- [EXERCISE PROMPT]: Select every line below containing the word "icon".

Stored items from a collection
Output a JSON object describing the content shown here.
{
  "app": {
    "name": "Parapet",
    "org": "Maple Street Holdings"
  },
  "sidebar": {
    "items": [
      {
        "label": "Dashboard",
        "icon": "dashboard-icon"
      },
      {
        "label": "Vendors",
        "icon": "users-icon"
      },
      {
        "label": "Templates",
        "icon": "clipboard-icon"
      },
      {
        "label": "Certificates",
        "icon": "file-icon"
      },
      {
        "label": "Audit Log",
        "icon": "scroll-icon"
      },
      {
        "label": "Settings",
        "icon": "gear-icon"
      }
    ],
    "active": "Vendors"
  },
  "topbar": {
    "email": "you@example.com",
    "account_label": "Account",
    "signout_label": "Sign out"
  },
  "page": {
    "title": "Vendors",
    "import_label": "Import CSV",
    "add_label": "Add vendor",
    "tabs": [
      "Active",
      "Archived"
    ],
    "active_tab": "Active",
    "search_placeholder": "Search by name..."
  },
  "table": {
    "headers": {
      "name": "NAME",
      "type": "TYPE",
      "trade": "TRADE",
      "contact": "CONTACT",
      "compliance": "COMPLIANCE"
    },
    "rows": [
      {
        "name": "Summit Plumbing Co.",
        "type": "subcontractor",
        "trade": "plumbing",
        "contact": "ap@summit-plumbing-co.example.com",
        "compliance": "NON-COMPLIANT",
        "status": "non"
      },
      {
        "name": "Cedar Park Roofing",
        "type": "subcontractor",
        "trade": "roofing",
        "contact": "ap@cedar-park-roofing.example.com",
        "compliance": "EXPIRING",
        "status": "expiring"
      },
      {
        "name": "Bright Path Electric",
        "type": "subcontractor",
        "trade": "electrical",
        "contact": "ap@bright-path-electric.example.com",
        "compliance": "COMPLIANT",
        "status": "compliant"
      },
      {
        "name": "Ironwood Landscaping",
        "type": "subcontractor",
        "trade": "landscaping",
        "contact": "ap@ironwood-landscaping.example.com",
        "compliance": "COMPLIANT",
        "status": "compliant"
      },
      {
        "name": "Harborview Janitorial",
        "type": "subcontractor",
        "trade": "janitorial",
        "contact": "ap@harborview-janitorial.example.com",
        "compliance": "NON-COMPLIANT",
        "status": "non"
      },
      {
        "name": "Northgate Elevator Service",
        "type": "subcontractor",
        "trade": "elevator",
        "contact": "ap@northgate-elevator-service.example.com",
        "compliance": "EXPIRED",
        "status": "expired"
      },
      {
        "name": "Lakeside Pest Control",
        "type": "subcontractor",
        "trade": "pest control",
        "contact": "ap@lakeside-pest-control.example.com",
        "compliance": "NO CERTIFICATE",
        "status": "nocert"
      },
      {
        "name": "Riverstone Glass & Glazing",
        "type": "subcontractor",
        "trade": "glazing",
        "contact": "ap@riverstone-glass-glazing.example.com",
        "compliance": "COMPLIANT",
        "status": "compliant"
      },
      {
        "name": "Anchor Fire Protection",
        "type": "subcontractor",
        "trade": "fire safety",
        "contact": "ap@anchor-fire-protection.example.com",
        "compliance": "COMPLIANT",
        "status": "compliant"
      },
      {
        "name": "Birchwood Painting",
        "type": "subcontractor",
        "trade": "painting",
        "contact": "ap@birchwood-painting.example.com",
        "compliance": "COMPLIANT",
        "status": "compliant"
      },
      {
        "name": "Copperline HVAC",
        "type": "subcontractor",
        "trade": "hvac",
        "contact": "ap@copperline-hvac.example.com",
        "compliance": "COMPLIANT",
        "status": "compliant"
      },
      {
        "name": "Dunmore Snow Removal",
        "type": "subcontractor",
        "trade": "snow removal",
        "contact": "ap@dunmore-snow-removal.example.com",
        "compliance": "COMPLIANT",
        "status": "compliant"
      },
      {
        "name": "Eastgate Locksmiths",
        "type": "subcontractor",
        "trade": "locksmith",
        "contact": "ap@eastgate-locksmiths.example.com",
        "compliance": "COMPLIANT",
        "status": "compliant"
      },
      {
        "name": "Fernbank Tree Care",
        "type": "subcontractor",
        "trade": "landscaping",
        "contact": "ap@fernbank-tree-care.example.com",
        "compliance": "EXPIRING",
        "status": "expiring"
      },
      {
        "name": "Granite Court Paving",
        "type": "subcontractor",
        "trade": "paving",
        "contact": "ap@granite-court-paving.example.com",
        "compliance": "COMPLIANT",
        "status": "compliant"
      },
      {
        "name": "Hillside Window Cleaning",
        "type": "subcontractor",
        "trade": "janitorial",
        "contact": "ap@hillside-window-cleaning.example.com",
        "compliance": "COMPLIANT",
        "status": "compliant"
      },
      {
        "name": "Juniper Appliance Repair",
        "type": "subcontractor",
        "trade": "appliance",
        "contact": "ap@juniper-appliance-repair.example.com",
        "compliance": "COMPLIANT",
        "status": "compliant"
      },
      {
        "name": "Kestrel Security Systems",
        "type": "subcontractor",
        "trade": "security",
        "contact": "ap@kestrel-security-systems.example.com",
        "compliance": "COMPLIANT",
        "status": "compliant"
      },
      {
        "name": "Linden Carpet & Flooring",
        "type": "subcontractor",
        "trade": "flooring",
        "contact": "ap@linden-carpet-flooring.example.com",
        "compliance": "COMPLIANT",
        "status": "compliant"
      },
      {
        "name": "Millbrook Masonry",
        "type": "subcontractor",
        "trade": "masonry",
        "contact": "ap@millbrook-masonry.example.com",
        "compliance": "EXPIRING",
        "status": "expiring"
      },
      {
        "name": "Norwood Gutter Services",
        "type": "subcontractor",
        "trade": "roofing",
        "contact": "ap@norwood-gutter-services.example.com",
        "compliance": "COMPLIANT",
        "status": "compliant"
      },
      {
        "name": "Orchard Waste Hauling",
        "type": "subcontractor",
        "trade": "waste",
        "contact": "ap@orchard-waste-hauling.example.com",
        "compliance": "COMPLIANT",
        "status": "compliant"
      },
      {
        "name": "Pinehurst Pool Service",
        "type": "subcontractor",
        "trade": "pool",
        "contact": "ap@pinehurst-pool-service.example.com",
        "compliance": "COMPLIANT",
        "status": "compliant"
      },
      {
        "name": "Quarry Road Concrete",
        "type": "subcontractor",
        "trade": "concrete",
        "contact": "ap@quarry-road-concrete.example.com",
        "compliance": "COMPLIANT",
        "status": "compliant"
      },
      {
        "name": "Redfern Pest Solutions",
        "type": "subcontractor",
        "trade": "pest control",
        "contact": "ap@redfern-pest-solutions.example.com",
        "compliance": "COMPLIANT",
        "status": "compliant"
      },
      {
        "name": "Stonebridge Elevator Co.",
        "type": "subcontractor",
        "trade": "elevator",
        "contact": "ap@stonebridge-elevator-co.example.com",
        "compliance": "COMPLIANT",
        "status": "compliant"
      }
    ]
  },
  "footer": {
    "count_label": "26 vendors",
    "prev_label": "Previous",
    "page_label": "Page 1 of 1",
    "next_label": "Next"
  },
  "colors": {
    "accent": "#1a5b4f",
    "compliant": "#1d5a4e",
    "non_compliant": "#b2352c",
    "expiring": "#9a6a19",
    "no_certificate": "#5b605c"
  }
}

- [TASK SOLUTION]:
        "icon": "dashboard-icon"
        "icon": "users-icon"
        "icon": "clipboard-icon"
        "icon": "file-icon"
        "icon": "scroll-icon"
        "icon": "gear-icon"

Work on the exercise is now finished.